How Does Spain Celebrate Dia de Los Muertos?
Dia de Los Muertos, also known as the Day of the Dead, is a vibrant and joyous celebration of life and death that takes place in various countries, including Spain. While it is widely associated with Mexico, Spain also has its unique way of honoring and remembering the departed souls. This article will delve into the traditions and customs that make Dia de Los Muertos in Spain a truly special and memorable occasion.
Dia de Los Muertos in Spain typically lasts for three days, starting on October 31st and ending on November 2nd. During this time, families and communities come together to celebrate the lives of their deceased loved ones. The atmosphere is filled with colorful decorations, lively music, and delicious food offerings.
One of the most iconic traditions during Dia de Los Muertos in Spain is the creation of “altares de muertos” or altars of the dead. These altars are beautifully adorned with marigolds, candles, photographs, and the favorite food and drinks of the departed. Families believe that by setting up these altars, they invite the spirits of their loved ones to visit and enjoy the offerings.
Another significant aspect of the celebration is the visit to cemeteries. Families gather at the graves of their loved ones, cleaning and decorating the tombs with flowers and candles. It is a time for reflection, prayer, and remembrance. Many people also bring along picnic baskets filled with their loved ones’ favorite foods to enjoy together as they honor their memory.
Throughout Spain, various parades and processions are organized during Dia de Los Muertos. Participants wear traditional costumes and paint their faces to resemble skeletons, combining elements of both joy and sorrow. These parades are a way to showcase the unique cultural heritage of different regions in Spain and pay homage to the deceased.
One of the most famous Dia de Los Muertos celebrations in Spain can be witnessed in the city of Granada. Known as “La Festividad de Todos los Santos” or the Festivity of All Saints, it combines elements of Dia de Los Muertos and the Christian holiday of All Saints’ Day. The streets of Granada come alive with music, dancing, and elaborate costumes, creating a festive and lively atmosphere.
Now, let’s explore some frequently asked questions about Dia de Los Muertos in Spain:
1. Is Dia de Los Muertos a public holiday in Spain?
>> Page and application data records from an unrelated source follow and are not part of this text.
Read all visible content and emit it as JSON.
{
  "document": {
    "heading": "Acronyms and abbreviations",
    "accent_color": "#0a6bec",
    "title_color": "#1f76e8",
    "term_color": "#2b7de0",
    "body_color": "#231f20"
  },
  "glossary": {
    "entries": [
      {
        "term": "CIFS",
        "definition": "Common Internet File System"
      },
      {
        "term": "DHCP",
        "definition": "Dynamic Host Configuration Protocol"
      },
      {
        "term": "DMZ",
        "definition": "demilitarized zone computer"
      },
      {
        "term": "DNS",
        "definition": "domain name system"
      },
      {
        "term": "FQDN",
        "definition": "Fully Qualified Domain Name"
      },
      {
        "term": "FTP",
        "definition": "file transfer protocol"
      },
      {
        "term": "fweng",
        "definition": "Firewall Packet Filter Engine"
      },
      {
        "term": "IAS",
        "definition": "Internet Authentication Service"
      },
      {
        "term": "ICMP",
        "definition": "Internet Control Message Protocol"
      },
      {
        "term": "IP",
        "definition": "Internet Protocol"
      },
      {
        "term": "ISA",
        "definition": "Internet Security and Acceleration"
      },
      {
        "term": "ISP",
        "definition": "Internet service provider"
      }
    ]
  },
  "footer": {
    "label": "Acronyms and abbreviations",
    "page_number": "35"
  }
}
Dia de Los Muertos is not an official public holiday in Spain. However, it is widely celebrated, and many people take time off work or school to participate in the festivities.
2. Are there any specific traditional foods associated with Dia de Los Muertos in Spain?
While there are no specific traditional foods associated with Dia de Los Muertos in Spain, families often prepare their loved ones’ favorite dishes as offerings on the altars. These can range from traditional Spanish dishes to personal family recipes.
3. Are there any religious ceremonies during Dia de Los Muertos in Spain?
Dia de Los Muertos in Spain is a blend of both indigenous and Christian traditions. While some people may attend religious ceremonies, the celebration itself is more focused on honoring the memory of the departed rather than religious rituals.
4. Can tourists participate in Dia de Los Muertos celebrations in Spain?
Absolutely! Dia de Los Muertos celebrations in Spain are open to everyone, including tourists. It is a great opportunity to immerse oneself in the rich cultural heritage of Spain and witness the unique customs associated with this festive occasion.
5. Are costumes and face painting common during Dia de Los Muertos in Spain?
Yes, costumes and face painting are common during Dia de Los Muertos in Spain. People often dress up as skeletons, incorporating vibrant colors and intricate designs. It adds to the festive and joyful atmosphere of the celebrations.
6. Are there any specific regional variations in how Dia de Los Muertos is celebrated in Spain?
Yes, there are regional variations in how Dia de Los Muertos is celebrated in Spain. Each region has its own unique customs and traditions, reflecting the diverse cultural heritage of the country. For example, in Galicia, a region in northwest Spain, people light bonfires on All Saints’ Day to guide the souls of the departed.
7. How can one respectfully participate in Dia de Los Muertos celebrations in Spain?
To respectfully participate in Dia de Los Muertos celebrations in Spain, it is important to familiarize yourself with the local customs and traditions. Show respect for the deceased and their families, ask for permission before taking photographs, and be mindful of the solemnity of the event. Additionally, it is always appreciated if you participate in the celebration by dressing up or bringing flowers to the gravesites.
Dia de Los Muertos in Spain is a unique and colorful celebration that honors the lives of the departed and strengthens the bonds between the living and the dead. Through altars, parades, and visits to cemeteries, families and communities come together to celebrate life, remember their loved ones, and embrace the cycle of life and death. If you ever find yourself in Spain during this time, immerse yourself in the festive atmosphere and witness the beauty of this ancient tradition.